===== Excerpted data

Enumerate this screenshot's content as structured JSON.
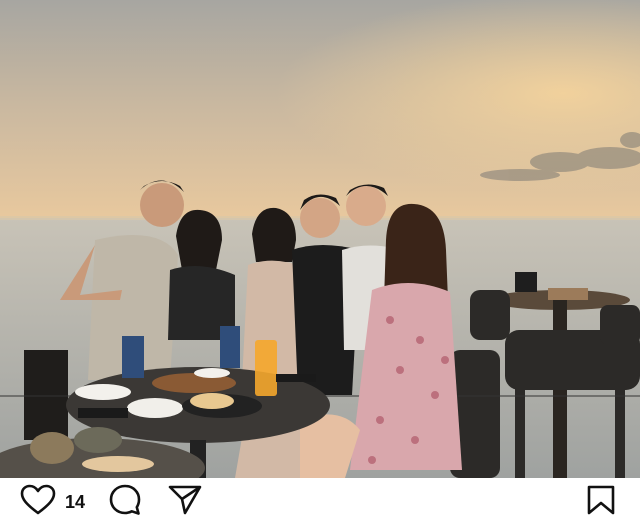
{
  "post": {
    "image_alt": "",
    "image_description": ""
  },
  "actions": {
    "like_count": "14",
    "icons": {
      "like": "heart-outline-icon",
      "comment": "comment-bubble-icon",
      "share": "paper-plane-icon",
      "save": "bookmark-icon"
    }
  },
  "colors": {
    "sky_top": "#a9a7a0",
    "sky_glow": "#e8c79a",
    "sea": "#b9b9b3",
    "icon": "#111111"
  }
}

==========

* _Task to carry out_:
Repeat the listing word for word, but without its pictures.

* _Finished task_:
Enumerate this screenshot's content as structured JSON.
{
  "post": {
    "image_alt": "",
    "image_description": ""
  },
  "actions": {
    "like_count": "14",
    "icons": {
      "like": "heart-outline-icon",
      "comment": "comment-bubble-icon",
      "share": "paper-plane-icon",
      "save": "bookmark-icon"
    }
  },
  "colors": {
    "sky_top": "#a9a7a0",
    "sky_glow": "#e8c79a",
    "sea": "#b9b9b3",
    "icon": "#111111"
  }
}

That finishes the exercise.